45 Years of Impact Spotlight
Fighting for Access to Assistive Technology for Kids
Disability Rights Pennsylvania and its predecessors, Disabilities Law Project (“DLP”) and Disability Rights Network (“DRN”), have fought for the rights of children to have access to assistive technology. Assistive technology is a device or service that helps a person with a disability in their daily activities and become or remain independent. Assistive technology can be found in the home, workplace, school, and community.
B.B. v Miller, a class action lawsuit, was filed in 2018 in federal court against the Department of Human Services (“DHS”) on behalf of children who needed mobility medical equipment. The complaint alleged that DHS violated the federal Medicaid statute by failing to pay for such medically necessary equipment. The settlement required DHS to implement its newly approved state plan amendment which allowed Medical Assistance coverage of wheelchair lifts, stair glides, ceiling lifts, metal accessibility ramps and other items that are used by individuals with mobility disabilities to enter and exit their homes or to support activities of daily living, if the equipment is removable or reusable without damage to the item.
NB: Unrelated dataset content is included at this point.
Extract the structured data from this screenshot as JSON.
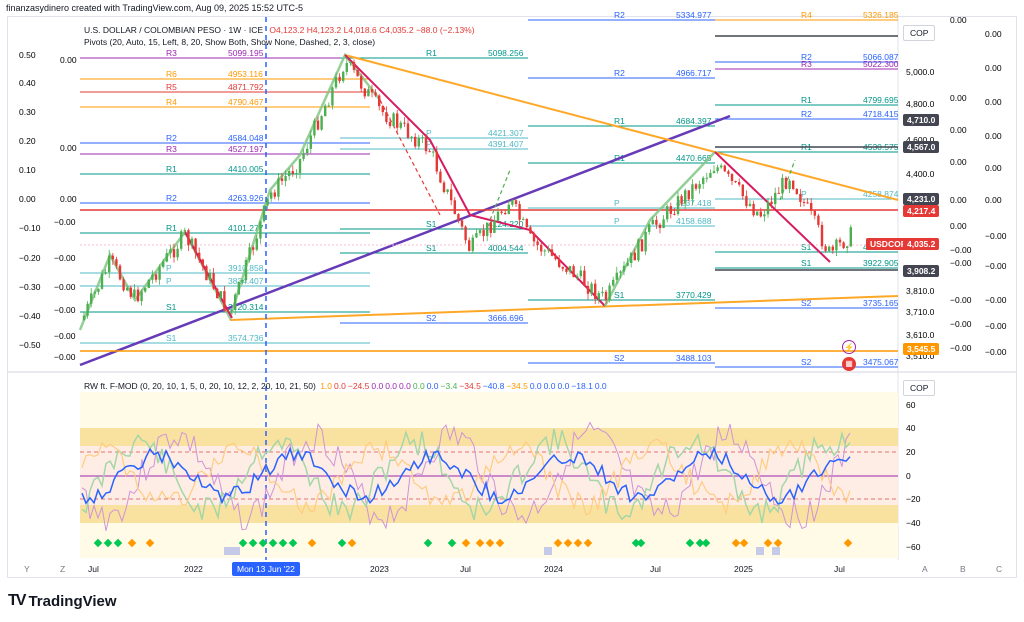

It also authorized Medical Assistance funding for installation of the equipment, including paying for required permits, labor, and parts.
In 2017, two cases were filed that preceded B.B. v. Miller:
J.A. v. Dallas was filed on behalf of a five-year-old Dauphin County boy with physical and intellectual disabilities who remained institutionalized because his Medical Assistance provider denied payment for a wheelchair lift outside his family’s home that he needs to enter and exit. The complaint alleged that DHS violated the federal Medical Assistance statute by refusing to pay for the lift. As part of the settlement, DHS approved Medicaid coverage of the wheelchair lift and its installation.
N.Z.S. v. Dallas was filed on behalf of a 16-year-old Philadelphia girl with muscular dystrophy to challenge the failure of her Medical Assistance provider to pay for a wheelchair lift or exterior ramp, without which the individual remained confined to the home and could not attend school. Under the settlement, DHS required the Medical Assistance provider to cover installation not only for an exterior ramp, but also an interior stair glide to provide access to the second-floor bathroom.
In 2010, DRP filed a due process hearing on behalf of a 12-year-old boy who has a rare metabolic disorder resulting in frequent absences from school due to fevers and other health issues. His parent had previously asked the school to install a webcam through which the student could observe and participate in the classroom when at home. The school district agreed to allow the use of the webcam but in a different classroom and would not allow the webcam to be used from the student’s home.
The Hearing Officer determined that the webcam room at school was not useful to the student and that, as part of its obligation to provide education in the least restrictive environment, the school must use technology to give the student access to his regular education environment and peers from home. The school district was required to permit the student to use a webcam at home to enable him to observe and participate in class when unable to attend school.
Daly v. Pennsylvania Department of Education and Pennsylvania Department of Public Welfare was a class action lawsuit filed in 1996 by DRP’s predecessor and the Education Law Center on behalf of Medicaid-eligible children and youth who were unable to obtain necessary augmentative communication devices (“ACDs”). The complaint alleged that the Pennsylvania Department of Education (“PDE”) violated the Individuals with Disabilities Education Act (“IDEA”) by failing to provide ACDs to children and that the Pennsylvania Department of Public Welfare (“DPW”) violated the federal Medicaid statute by failing to authorize funding for the ACDs.
After the lawsuit was filed, PDE changed its process for making assistive technology available to students, giving each intermediate unit funds for assistive technology. Thereafter, local educational entities determined through the Individualized Education Program (IEP) process whether students required assistive technology and, if so, what types. Additionally, PDE agreed to provide assistive technology to the nearly 200 children whose applications had been pending at the state level when the lawsuit was filed. Further, DPW reversed its position that Medicaid could not fund assistive technology devices.